The consistent hum of the rushing water from the towering waterfall was gradually putting Ras to sleep. The water glowed with a soft radiance from the full moon above and everything felt calm in the world. As if everything was far too calm, something attached to the back of his shirt and jerked hard. Ras flailed and fell backwards from his comfortable position leaning against a boulder beside the waterfall.
“Stay still,” Aden cried out from nearby, setting aside his big hat and fishing rod.
In an instant, Ras knew it had happened again. Aden always loved going out to fish but rarely caught anything with scales. Aden mostly caught him.
“How many times do I have to show you how to throw the line out before it gets through your thick skull?”
“I know. I’m sorry,” Aden stated, gingerly removing the hook from the back of his friend’s tunic.
“Why can’t you have any normal past times? Like whittling wood or playing pranks on the girls in town?” Ras continued to whine.
“Well, remember how well I did with the whittling knife? Almost cut my hand off!”
“Oh, yeah,” Ras said, grinning from the recollection of that memory. “There was blood everywhere.”
“Yeah, my blood. So I would much rather fish and pretend to be good at something,” Aden declared.
Ras raised his hands in defeat. “Have it your way. I’m just getting tired of being your biggest catch.”
“One day soon, you won’t be. I’m going to bring back the biggest fish anyone in town has ever seen.”
“You wouldn’t be able to carry it two feet.”
“That’s why you’re here,” Aden informed him. “You’re also my witness.”
“Less yapping and more catching then,” his friend ushered, wanting to catch back up on his napping.
“You’ll see,” Aden mumbled to himself as Ras settled back against the boulder.
Paying more attention to where he threw his line, he tossed it over the edge into darkness and waited patiently. It felt like hours before he felt a little tug on the line and he jerked up on the fishing pole with all his might. He huffed in disappointment when he didn’t find a fish on the end and carefully tossed the line back over. At some point during the long night, he dozed off and a strong tug on his fishing line jerked the pole right out of his hand. He was clear-headed enough to see it whisk away into the darkness while a lump of panic dropped like acid into his stomach.
Aden’s shout of outrage roused Ras in an instant and he joined him at the edge, staring down hopelessly toward the seemingly endless bottom of the waterfall. Aden’s pale moonlit cheeks were flushed with disappointment and anger at his own stupidity. His father had told him a week earlier that fishing pole was going to be his last one and he would have to find a cheaper past time.

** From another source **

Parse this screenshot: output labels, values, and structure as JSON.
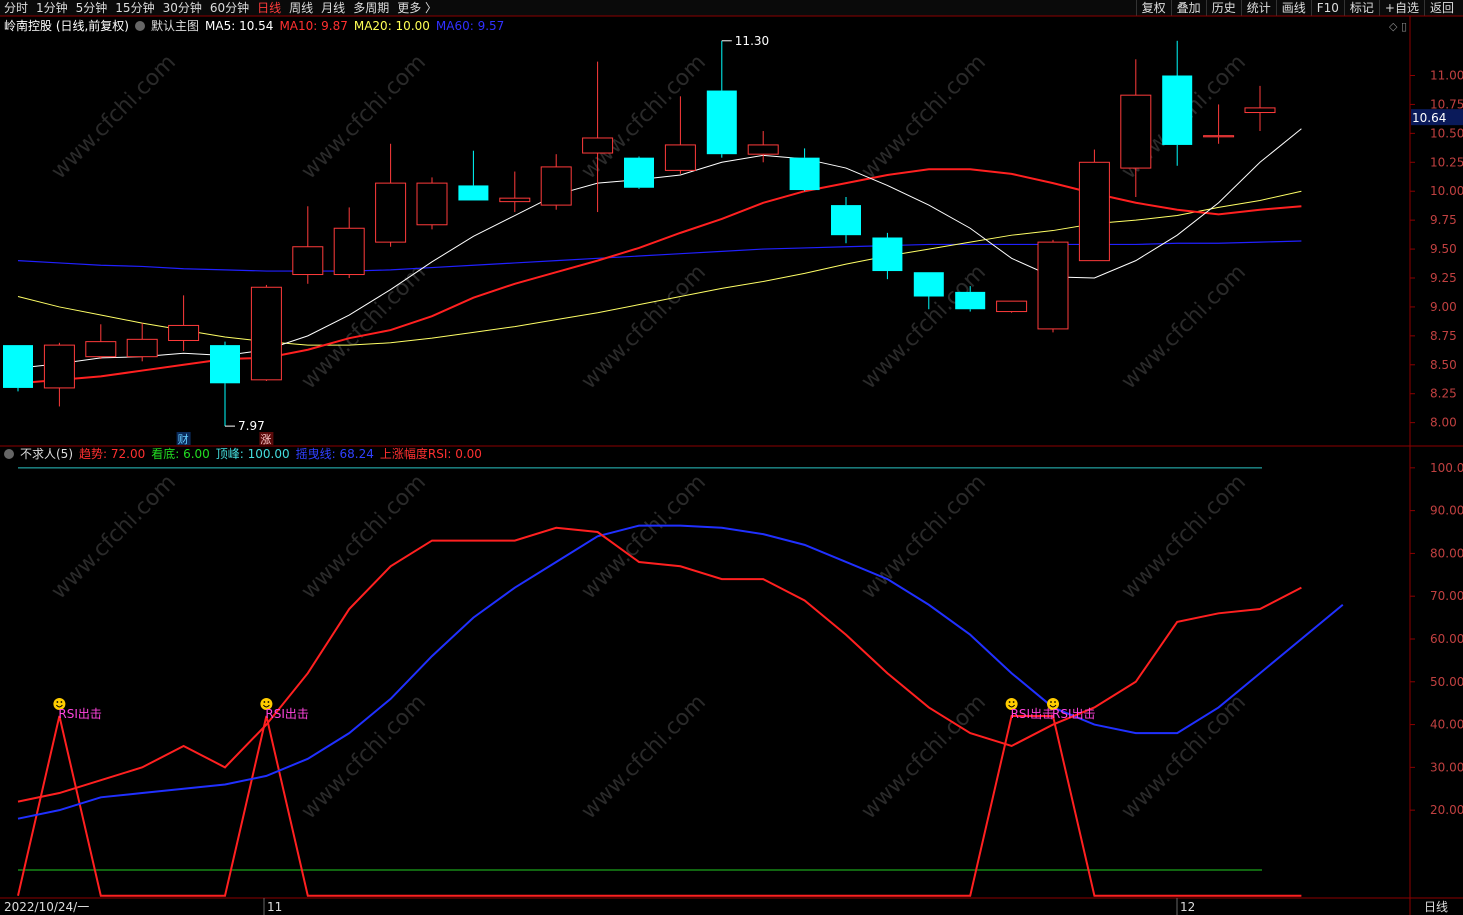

“Well,” Ras began. “Guess you’re back to whittling then.”
“How can you say that?” Aden yelled, rounding on his friend.
“Aden, calm down. It’s just another fishing pole. We should be getting back anyway.”
Ras’s inability to feel sympathy for his loss enraged him further and he shoved him, watching as he lost his balance. Ras’s shoulder collided painfully with a nearby boulder and he quickly turned to face his friend, backing away from the edge for safety. His timing couldn’t have been better as the ground beneath them began to quake and tremble, growing worse by the second.
“Aden, over here,” Ras shouted, holding onto a secure boulder with one hand and grasping for his friend through the dust screen caused by debris in the air.
It felt like hours before Aden grasped his hand and was a visible outline through the debris. Ras pulled him close and the two clung on for dear life, not knowing if they were going to live to see another sunrise. Almost as soon as it had started, the quaking and trembling halted, allowing the dust to settle at their feet. Part of the ledge they were fishing off of had crumbled away along with Ras’s favorite boulder.
“What was that?” Aden gasped out, choking on the leftover dust in his throat.
“Had to be an earthquake,” Ras was replying just as another vibration jolted through the rocks surrounding the waterfall.
The terror in Aden’s voice had Ras following his gaze upwards to the middle of the waterfall itself where a massive blue horned head was forcing its way out. A long, scaly neck soon followed along with a pair of wings. The beast paused for a moment, wings bracing it against the waterfall as it caught its breath. The boys, frozen in terror, had hands clasped across each other’s mouths so neither of them would let out the scream building up inside. When the beast’s gleaming eyes roamed in their direction and hovered, they found themselves unable to breathe.
At last, the beast looked away and dragged the rest of its body free of its watery prison. Its long, spiked tail lashed around as it tried to gain balance. Just as the boys were starting to hyperventilate, the beast launched itself off of the waterfall with a loud whooshing sound and disappeared into the night. Aden and Ras stared at each other in horror and excitement.
“We are going to be in so much trouble,” Aden whimpered, already beginning to pace.
“Just imagine if we could have taken that back to the town with us! You’d be the next great dragon slayer,” Ras exclaimed.
“Instead, we just released it and I’ll be forever known as the town idiot.”
“Well, there is that,” Ras chuckled.